**Exercise directions:** For the records below, give the number of lines in which "Show" appears, and add nothing else.

**Provided information:**
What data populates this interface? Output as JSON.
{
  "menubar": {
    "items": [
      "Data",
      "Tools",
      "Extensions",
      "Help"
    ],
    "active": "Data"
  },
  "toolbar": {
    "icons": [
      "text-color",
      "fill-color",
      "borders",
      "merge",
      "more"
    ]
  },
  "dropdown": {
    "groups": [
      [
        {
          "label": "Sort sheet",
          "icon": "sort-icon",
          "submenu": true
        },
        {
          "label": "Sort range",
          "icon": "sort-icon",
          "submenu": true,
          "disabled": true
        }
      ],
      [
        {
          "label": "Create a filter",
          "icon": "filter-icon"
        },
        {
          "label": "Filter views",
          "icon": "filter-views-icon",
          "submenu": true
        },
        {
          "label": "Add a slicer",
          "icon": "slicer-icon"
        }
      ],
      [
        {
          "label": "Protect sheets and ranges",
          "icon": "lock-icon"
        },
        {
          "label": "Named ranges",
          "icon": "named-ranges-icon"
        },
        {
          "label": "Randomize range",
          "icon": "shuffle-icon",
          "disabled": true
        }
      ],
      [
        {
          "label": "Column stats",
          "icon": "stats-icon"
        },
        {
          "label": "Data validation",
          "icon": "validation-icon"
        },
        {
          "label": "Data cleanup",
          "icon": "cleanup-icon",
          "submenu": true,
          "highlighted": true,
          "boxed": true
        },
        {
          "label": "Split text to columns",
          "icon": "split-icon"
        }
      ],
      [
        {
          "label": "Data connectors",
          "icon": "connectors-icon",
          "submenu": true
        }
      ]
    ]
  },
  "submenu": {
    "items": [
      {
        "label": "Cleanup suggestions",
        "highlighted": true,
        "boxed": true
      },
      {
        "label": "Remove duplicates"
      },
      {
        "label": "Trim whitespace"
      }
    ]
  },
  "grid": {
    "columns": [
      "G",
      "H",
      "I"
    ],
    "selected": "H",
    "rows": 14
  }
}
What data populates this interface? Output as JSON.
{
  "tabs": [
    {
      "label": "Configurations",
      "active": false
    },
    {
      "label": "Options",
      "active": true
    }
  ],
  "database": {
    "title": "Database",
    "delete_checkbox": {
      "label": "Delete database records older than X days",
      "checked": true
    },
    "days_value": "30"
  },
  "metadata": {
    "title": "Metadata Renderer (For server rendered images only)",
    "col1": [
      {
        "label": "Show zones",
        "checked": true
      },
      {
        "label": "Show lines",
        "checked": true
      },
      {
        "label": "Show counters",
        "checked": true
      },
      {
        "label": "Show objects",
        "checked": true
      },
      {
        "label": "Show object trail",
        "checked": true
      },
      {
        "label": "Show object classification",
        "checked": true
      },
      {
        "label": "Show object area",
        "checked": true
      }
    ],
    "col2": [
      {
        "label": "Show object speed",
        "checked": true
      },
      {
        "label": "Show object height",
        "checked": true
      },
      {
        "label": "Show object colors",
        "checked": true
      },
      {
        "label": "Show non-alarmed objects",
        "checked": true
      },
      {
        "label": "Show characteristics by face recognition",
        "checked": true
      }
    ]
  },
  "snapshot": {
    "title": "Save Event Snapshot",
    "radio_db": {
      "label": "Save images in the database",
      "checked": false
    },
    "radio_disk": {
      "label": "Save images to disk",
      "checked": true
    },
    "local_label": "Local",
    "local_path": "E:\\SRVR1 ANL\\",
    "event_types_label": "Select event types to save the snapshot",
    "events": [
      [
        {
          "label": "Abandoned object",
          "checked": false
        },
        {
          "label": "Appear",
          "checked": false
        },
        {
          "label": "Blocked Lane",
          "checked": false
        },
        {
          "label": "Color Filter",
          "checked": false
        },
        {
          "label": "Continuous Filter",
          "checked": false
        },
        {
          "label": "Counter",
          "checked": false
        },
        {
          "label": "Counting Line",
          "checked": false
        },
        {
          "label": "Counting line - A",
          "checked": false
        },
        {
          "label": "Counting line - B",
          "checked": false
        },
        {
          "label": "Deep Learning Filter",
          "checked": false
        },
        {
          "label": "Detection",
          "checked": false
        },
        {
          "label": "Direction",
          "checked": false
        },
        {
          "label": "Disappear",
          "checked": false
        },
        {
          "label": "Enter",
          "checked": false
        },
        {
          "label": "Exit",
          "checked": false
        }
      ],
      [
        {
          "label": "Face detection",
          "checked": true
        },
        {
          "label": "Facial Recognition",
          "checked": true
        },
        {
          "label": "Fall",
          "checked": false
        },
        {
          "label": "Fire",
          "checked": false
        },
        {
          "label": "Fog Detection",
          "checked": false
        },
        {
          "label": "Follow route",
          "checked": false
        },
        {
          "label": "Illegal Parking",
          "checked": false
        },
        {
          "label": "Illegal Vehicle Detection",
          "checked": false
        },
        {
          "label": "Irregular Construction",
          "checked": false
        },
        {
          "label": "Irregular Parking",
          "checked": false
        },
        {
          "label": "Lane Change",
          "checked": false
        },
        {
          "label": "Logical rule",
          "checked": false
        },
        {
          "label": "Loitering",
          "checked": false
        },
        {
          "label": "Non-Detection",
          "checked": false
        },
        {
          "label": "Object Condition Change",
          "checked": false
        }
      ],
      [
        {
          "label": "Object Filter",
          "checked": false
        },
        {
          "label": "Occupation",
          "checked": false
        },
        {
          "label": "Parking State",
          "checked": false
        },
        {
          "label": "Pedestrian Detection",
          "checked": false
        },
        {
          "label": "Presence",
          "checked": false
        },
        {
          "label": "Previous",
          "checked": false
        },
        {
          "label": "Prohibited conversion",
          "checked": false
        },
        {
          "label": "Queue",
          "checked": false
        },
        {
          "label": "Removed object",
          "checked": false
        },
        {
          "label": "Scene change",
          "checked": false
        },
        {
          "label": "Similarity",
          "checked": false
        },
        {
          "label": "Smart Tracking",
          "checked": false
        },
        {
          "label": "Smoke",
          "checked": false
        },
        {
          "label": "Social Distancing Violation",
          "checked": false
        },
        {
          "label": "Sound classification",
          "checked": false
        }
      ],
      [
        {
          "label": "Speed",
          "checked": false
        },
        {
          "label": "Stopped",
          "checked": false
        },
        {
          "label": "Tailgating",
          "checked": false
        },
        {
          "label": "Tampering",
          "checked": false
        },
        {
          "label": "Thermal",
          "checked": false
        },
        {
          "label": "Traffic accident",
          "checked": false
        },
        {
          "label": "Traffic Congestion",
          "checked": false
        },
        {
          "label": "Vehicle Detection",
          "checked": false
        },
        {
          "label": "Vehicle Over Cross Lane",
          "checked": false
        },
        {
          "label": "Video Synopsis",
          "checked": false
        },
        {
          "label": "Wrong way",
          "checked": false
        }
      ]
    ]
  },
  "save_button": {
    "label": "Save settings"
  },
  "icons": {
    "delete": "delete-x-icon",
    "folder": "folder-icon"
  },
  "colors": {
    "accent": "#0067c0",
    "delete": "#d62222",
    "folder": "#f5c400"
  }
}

**Answer to this exercise:** 12